VMware vSAN 7.0.x
VMware vSAN 6.6.x
VMware vSAN 6.7.x
VMware vSAN 6.2.x
VMware vSAN 6.1.x
VMware vSAN 6.5.x
VMware vSAN 6.0.x


Shutting down the vSAN cluster

For 7.0 U3 shutdown process see Shutting Down and Restarting the vSAN Cluster.

Considerations before you begin:

  • Use one of the following methods to confirm vSAN objects are healthy:
    • Run the below command from RVC via vCenter once navigated to the cluster level to show a report of all vSAN objects in the cluster:
      vsan.obj_status_report -t
Note: RVC will become obsolete soon
    • Run the vSAN health script by running this command and pipe it to less then search for object:
      python /usr/lib/vmware/vsan/bin/vsan-health-status.pyc |less
    • If running vSAN 6.6 or higher run "esxcli vsan debug object health summary get"
  • From vCenter go to vSAN Health "Object health" check, ensure there are no inaccessible objects.

To shut down the cluster:
1)Shut down all Virtual Machines running on the VSAN Cluster except for the vCenter Server VM, which will be the last VM you shut down.
2)To help simplify the startup process, migrate the vCenter Server VM to the first ESXi host so you can easily find the VM when powering back on your VSAN Cluster.
3)Ensure that there are no vSAN Components being resynced before shutting down the vCenter server.
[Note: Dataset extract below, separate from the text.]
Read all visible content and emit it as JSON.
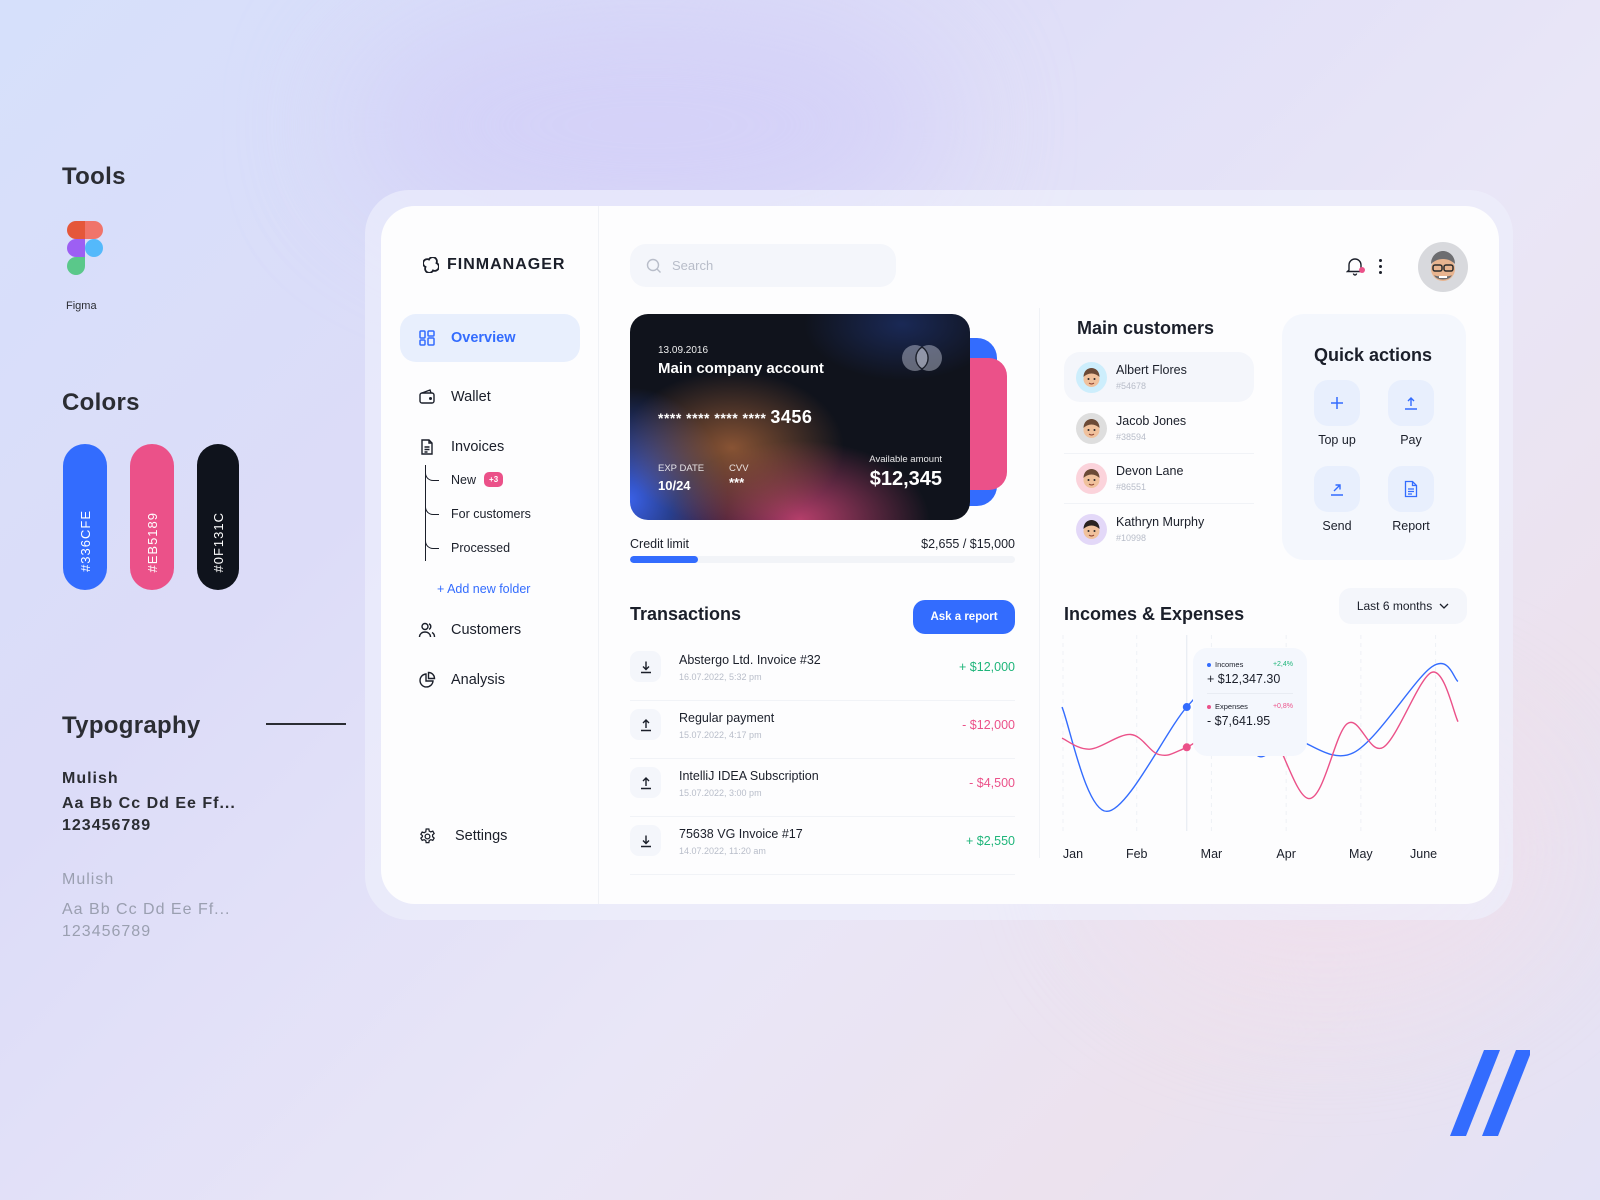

To check for resync do one of the following:

From RVC navigate to the cluster level then run vsan.resync_dashboard .
Note: RVC will become obsolete soon
From ESXI 6.5 or higher run esxcli vsan debug resync summary get
For ESXi below 6.5 run the below script

cd /tmp/; echo "" > ./resyncStats.txt ;cmmds-tool find -t DOM_OBJECT -f json |grep uuid |awk -F \" '{print $4}' |while read i;do pendingResync=$(cmmds-tool find -t DOM_OBJECT -f json -u $i|grep -o "\"bytesToSync\": [0-9]*,"|awk -F " |," '{sum+=$2} END{print sum / 1024 / 1024 / 1024;}');if [ ${#pendingResync} -ne 1 ]; then echo "$i: $pendingResync GiB"; fi;done |tee -a ./resyncStats.txt;total=$(cat resyncStats.txt |awk '{sum+=$2} END{print sum}');echo "Total: $total GiB" |tee -a ./resyncStats.txt;total=$(cat ./resyncStats.txt |grep Total); totalObj=$(cat ./resyncStats.txt|grep -vE " 0 GiB|Total"|wc -l);echo "`date +%Y-%m-%dT%H:%M:%SZ` $total ($totalObj objects)" >> ./totalHistory.txt; cat totalHistory.txt ; df -m | grep vsan

4) Shut down the vCenter Server VM which will now make the vSphere Web Client unavailable.

5) Place all nodes into maintenance mode by one of the following methods:
   a) Direct connect to each node via the Web Client >Right click the node >Enter Maintenance Mode with No Action
   b) From CLI of each node run esxcli system maintenanceMode set -e true -m noAction
6) Power down all nodes once in maintenance mode

Powering on the vSAN cluster

To power on the vSAN cluster:
1)Boot up all ESXi nodes that is part of the cluster either through remote console session or physically.
2)Connect to each ESXi host and exit maintenance mode using one of these options:
  a)Using the vSphere Host Client
  b)From the shell using this command: esxcli system maintenanceMode set -e false
3)If you followed the recommendation from step 2 of the shutdown process login into node 1 or the node you notated vCenter resides via the Web Client and power on your vCenter Server

4)Connect to your vCenter Server using the vSphere Web Client.

Note: It may take a few minutes for vCenter Server to become available again.

5)Do a quick health check on the vSAN cluster. Check for network partitions and resyncing components. For more information, see:
The Monitoring Virtual SAN section of the Administering VMware Virtual SAN guide.
The Check vSAN Health section of the Administering VMware Virtual SAN guide.
6)Power on the remaining virtual machines in the vSAN cluster.

Additional Information